# WHAT TO DO:
Look through the lines below and extract each one that contains "liveTuples".

# INPUT DATA:
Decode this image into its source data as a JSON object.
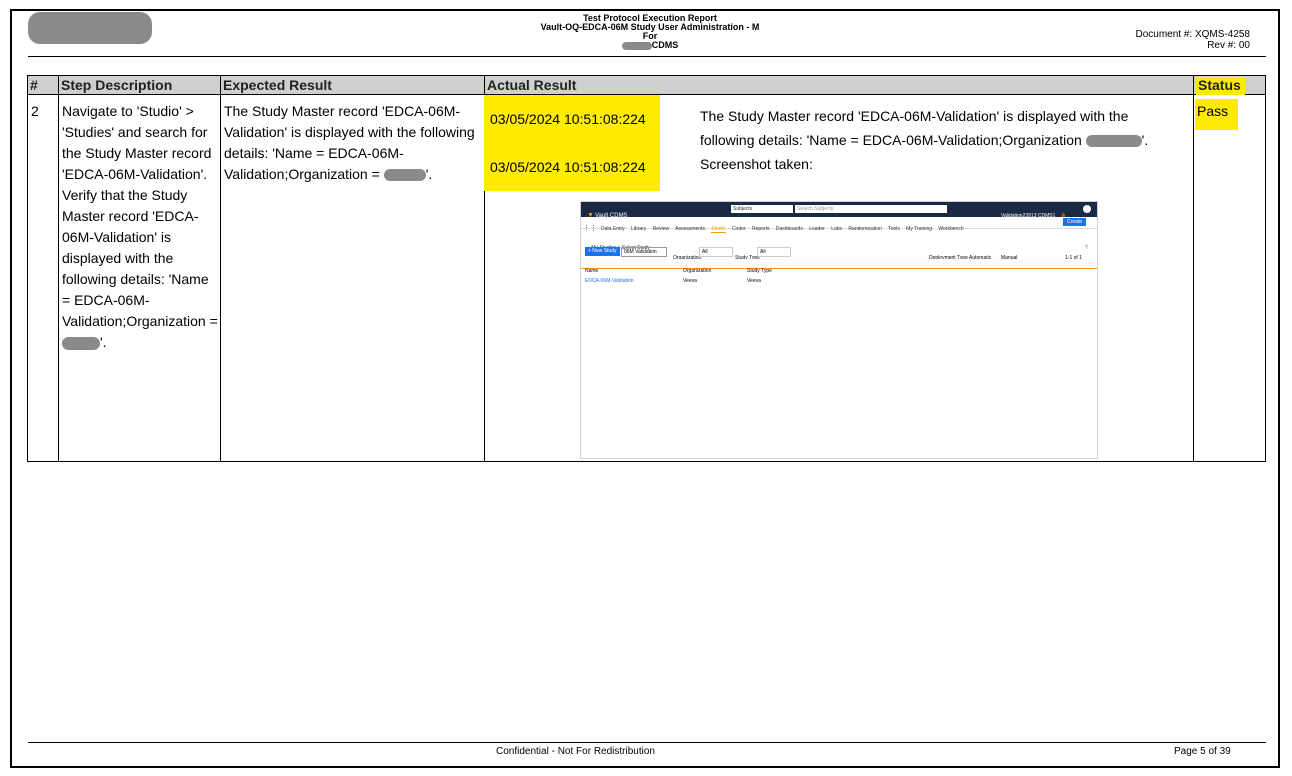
{
  "header": {
    "title_line1": "Test Protocol Execution Report",
    "title_line2": "Vault-OQ-EDCA-06M Study User Administration - M",
    "title_line3": "For",
    "title_line4": "CDMS",
    "document_number": "Document #: XQMS-4258",
    "revision": "Rev #: 00"
  },
  "table": {
    "columns": [
      "#",
      "Step Description",
      "Expected Result",
      "Actual Result",
      "Status"
    ],
    "row": {
      "number": "2",
      "step_description": "Navigate to 'Studio' > 'Studies' and search for the Study Master record 'EDCA-06M-Validation'. Verify that the Study Master record 'EDCA-06M-Validation' is displayed with the following details: 'Name = EDCA-06M-Validation;Organization = ",
      "step_description_end": "'.",
      "expected_result": "The Study Master record 'EDCA-06M-Validation' is displayed with the following details: 'Name = EDCA-06M-Validation;Organization = ",
      "expected_result_end": "'.",
      "actual_timestamp_1": "03/05/2024 10:51:08:224",
      "actual_timestamp_2": "03/05/2024 10:51:08:224",
      "actual_text_1": "The Study Master record 'EDCA-06M-Validation' is displayed with the following details: 'Name = EDCA-06M-Validation;Organization ",
      "actual_text_1_end": "'.",
      "actual_text_2": "Screenshot taken:",
      "status": "Pass"
    }
  },
  "screenshot": {
    "app_name": "Vault CDMS",
    "search_scope": "Subjects",
    "search_placeholder": "Search Subjects",
    "user": "Validation23913 CDMS1",
    "nav_items": [
      "Data Entry",
      "Library",
      "Review",
      "Assessments",
      "Studio",
      "Coder",
      "Reports",
      "Dashboards",
      "Loader",
      "Labs",
      "Randomization",
      "Tools",
      "My Training",
      "Workbench"
    ],
    "create_button": "Create",
    "breadcrumb_1": "My Studies",
    "breadcrumb_2": "Select Study",
    "new_study_button": "+ New Study",
    "filter_value": "06M Validation",
    "org_label": "Organization",
    "org_value": "All",
    "type_label": "Study Type",
    "type_value": "All",
    "deploy_label": "Deployment Type",
    "deploy_auto": "Automatic",
    "deploy_manual": "Manual",
    "paging": "1-1 of 1",
    "col_name": "Name",
    "col_org": "Organization",
    "col_type": "Study Type",
    "row_name": "EDCA-06M-Validation",
    "row_org": "Veeva",
    "row_type": "Veeva"
  },
  "footer": {
    "confidential": "Confidential - Not For Redistribution",
    "page": "Page 5 of 39"
  },
  "colors": {
    "highlight": "#ffeb00",
    "header_bg": "#cfcfcf",
    "app_nav": "#1a2a44",
    "accent": "#f39c12"
  }
}
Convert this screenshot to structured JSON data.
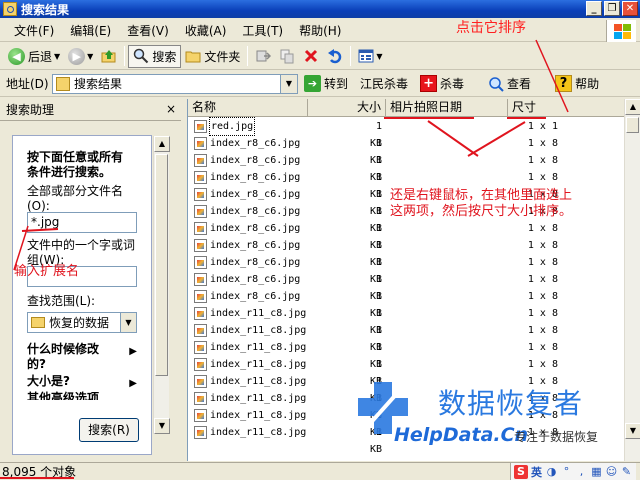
{
  "window": {
    "title": "搜索结果",
    "controls": {
      "minimize": "_",
      "restore": "❐",
      "close": "✕"
    }
  },
  "menu": [
    "文件(F)",
    "编辑(E)",
    "查看(V)",
    "收藏(A)",
    "工具(T)",
    "帮助(H)"
  ],
  "toolbar": {
    "back": "后退",
    "search": "搜索",
    "folders": "文件夹"
  },
  "address": {
    "label": "地址(D)",
    "value": "搜索结果",
    "go": "转到",
    "links": [
      "江民杀毒",
      "杀毒",
      "查看",
      "帮助"
    ]
  },
  "search_pane": {
    "title": "搜索助理",
    "close": "×",
    "heading": [
      "按下面任意或所有",
      "条件进行搜索。"
    ],
    "filename_label": [
      "全部或部分文件名",
      "(O):"
    ],
    "filename_value": "*.jpg",
    "phrase_label": [
      "文件中的一个字或词",
      "组(W):"
    ],
    "phrase_value": "",
    "lookin_label": "查找范围(L):",
    "lookin_value": "恢复的数据",
    "options": [
      "什么时候修改",
      "的?",
      "大小是?",
      "其他高级选项"
    ],
    "search_button": "搜索(R)"
  },
  "file_list": {
    "columns": [
      "名称",
      "大小",
      "相片拍照日期",
      "尺寸"
    ],
    "rows": [
      {
        "name": "red.jpg",
        "size": "1 KB",
        "dims": "1 x 1"
      },
      {
        "name": "index_r8_c6.jpg",
        "size": "1 KB",
        "dims": "1 x 8"
      },
      {
        "name": "index_r8_c6.jpg",
        "size": "1 KB",
        "dims": "1 x 8"
      },
      {
        "name": "index_r8_c6.jpg",
        "size": "1 KB",
        "dims": "1 x 8"
      },
      {
        "name": "index_r8_c6.jpg",
        "size": "1 KB",
        "dims": "1 x 8"
      },
      {
        "name": "index_r8_c6.jpg",
        "size": "1 KB",
        "dims": "1 x 8"
      },
      {
        "name": "index_r8_c6.jpg",
        "size": "1 KB",
        "dims": "1 x 8"
      },
      {
        "name": "index_r8_c6.jpg",
        "size": "1 KB",
        "dims": "1 x 8"
      },
      {
        "name": "index_r8_c6.jpg",
        "size": "1 KB",
        "dims": "1 x 8"
      },
      {
        "name": "index_r8_c6.jpg",
        "size": "1 KB",
        "dims": "1 x 8"
      },
      {
        "name": "index_r8_c6.jpg",
        "size": "1 KB",
        "dims": "1 x 8"
      },
      {
        "name": "index_r11_c8.jpg",
        "size": "1 KB",
        "dims": "1 x 8"
      },
      {
        "name": "index_r11_c8.jpg",
        "size": "1 KB",
        "dims": "1 x 8"
      },
      {
        "name": "index_r11_c8.jpg",
        "size": "1 KB",
        "dims": "1 x 8"
      },
      {
        "name": "index_r11_c8.jpg",
        "size": "1 KB",
        "dims": "1 x 8"
      },
      {
        "name": "index_r11_c8.jpg",
        "size": "1 KB",
        "dims": "1 x 8"
      },
      {
        "name": "index_r11_c8.jpg",
        "size": "1 KB",
        "dims": "1 x 8"
      },
      {
        "name": "index_r11_c8.jpg",
        "size": "1 KB",
        "dims": "1 x 8"
      },
      {
        "name": "index_r11_c8.jpg",
        "size": "1 KB",
        "dims": "1 x 8"
      }
    ]
  },
  "status": {
    "count": "8,095 个对象",
    "ime": {
      "logo": "S",
      "mode": "英"
    }
  },
  "annotations": {
    "sort_hint": "点击它排序",
    "right_click_hint": [
      "还是右键鼠标，在其他里面选上",
      "这两项，然后按尺寸大小排序。"
    ],
    "ext_hint": "输入扩展名"
  },
  "watermark": {
    "title": "数据恢复者",
    "site": "HelpData.Cn",
    "slogan": "专注于数据恢复"
  },
  "colors": {
    "title_bar": "#0a3fb8",
    "annotation_red": "#e0141e",
    "watermark_blue": "#2a79e0"
  }
}
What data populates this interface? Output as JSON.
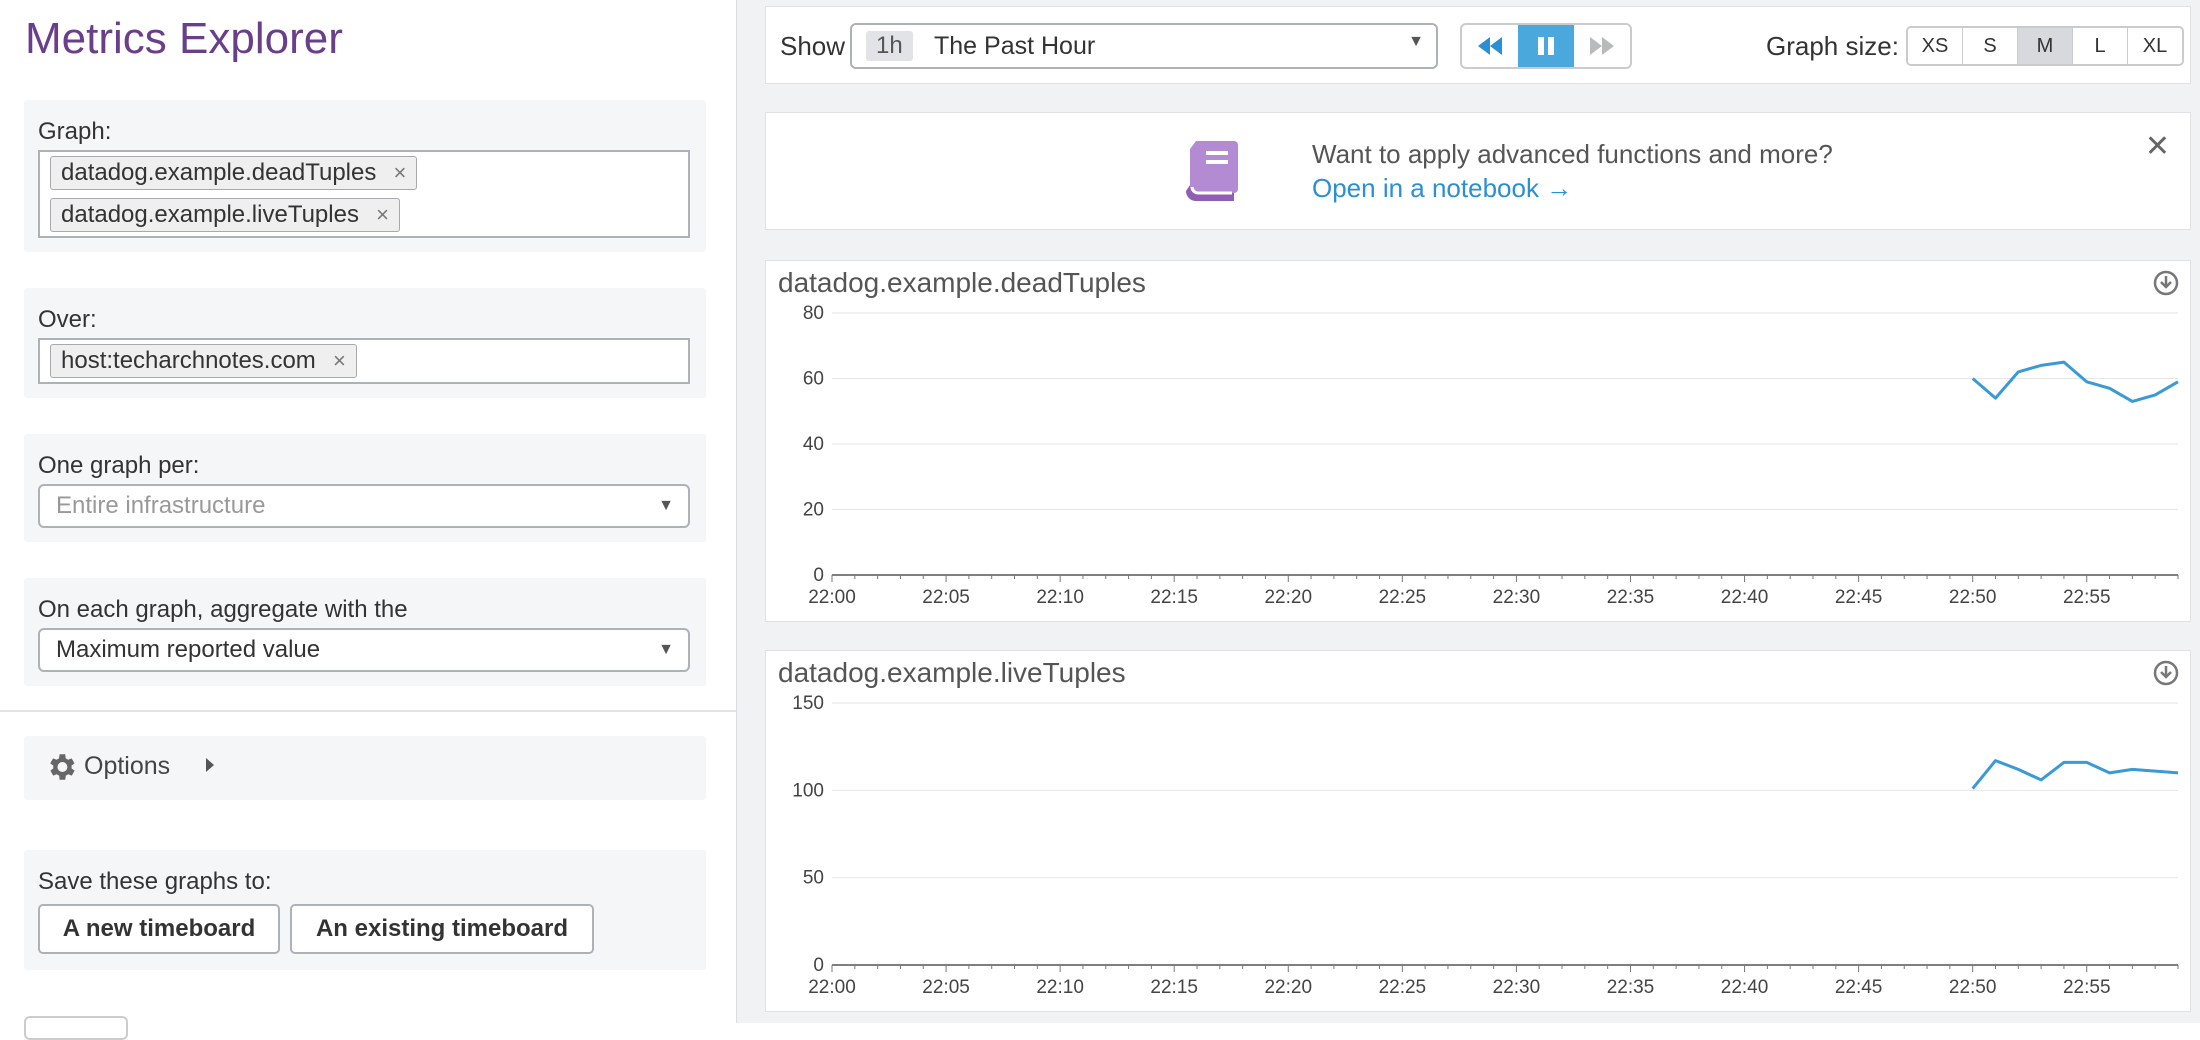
{
  "left": {
    "title": "Metrics Explorer",
    "graph_label": "Graph:",
    "graph_tokens": [
      "datadog.example.deadTuples",
      "datadog.example.liveTuples"
    ],
    "over_label": "Over:",
    "over_tokens": [
      "host:techarchnotes.com"
    ],
    "token_remove": "×",
    "one_graph_label": "One graph per:",
    "one_graph_value": "Entire infrastructure",
    "aggregate_label": "On each graph, aggregate with the",
    "aggregate_value": "Maximum reported value",
    "caret": "▼",
    "options_label": "Options",
    "save_label": "Save these graphs to:",
    "save_new": "A new timeboard",
    "save_existing": "An existing timeboard"
  },
  "toolbar": {
    "show_label": "Show",
    "time_badge": "1h",
    "time_text": "The Past Hour",
    "caret": "▼",
    "graph_size_label": "Graph size:",
    "sizes": [
      "XS",
      "S",
      "M",
      "L",
      "XL"
    ],
    "active_size": "M"
  },
  "banner": {
    "text": "Want to apply advanced functions and more?",
    "link": "Open in a notebook →",
    "close": "✕"
  },
  "colors": {
    "accent": "#4aa8dc",
    "title": "#6a3f8a",
    "line": "#3a9ad6",
    "book": "#a06cc2"
  },
  "chart_data": [
    {
      "type": "line",
      "title": "datadog.example.deadTuples",
      "x_ticks": [
        "22:00",
        "22:05",
        "22:10",
        "22:15",
        "22:20",
        "22:25",
        "22:30",
        "22:35",
        "22:40",
        "22:45",
        "22:50",
        "22:55"
      ],
      "y_ticks": [
        0,
        20,
        40,
        60,
        80
      ],
      "ylim": [
        0,
        80
      ],
      "xlim_min": [
        0,
        59
      ],
      "series": [
        {
          "x": [
            50,
            51,
            52,
            53,
            54,
            55,
            56,
            57,
            58,
            59
          ],
          "y": [
            60,
            54,
            62,
            64,
            65,
            59,
            57,
            53,
            55,
            59
          ]
        }
      ]
    },
    {
      "type": "line",
      "title": "datadog.example.liveTuples",
      "x_ticks": [
        "22:00",
        "22:05",
        "22:10",
        "22:15",
        "22:20",
        "22:25",
        "22:30",
        "22:35",
        "22:40",
        "22:45",
        "22:50",
        "22:55"
      ],
      "y_ticks": [
        0,
        50,
        100,
        150
      ],
      "ylim": [
        0,
        150
      ],
      "xlim_min": [
        0,
        59
      ],
      "series": [
        {
          "x": [
            50,
            51,
            52,
            53,
            54,
            55,
            56,
            57,
            58,
            59
          ],
          "y": [
            101,
            117,
            112,
            106,
            116,
            116,
            110,
            112,
            111,
            110
          ]
        }
      ]
    }
  ]
}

# EXERCISE RESPONSE:
      "datadog.example.liveTuples"
      "title": "datadog.example.liveTuples",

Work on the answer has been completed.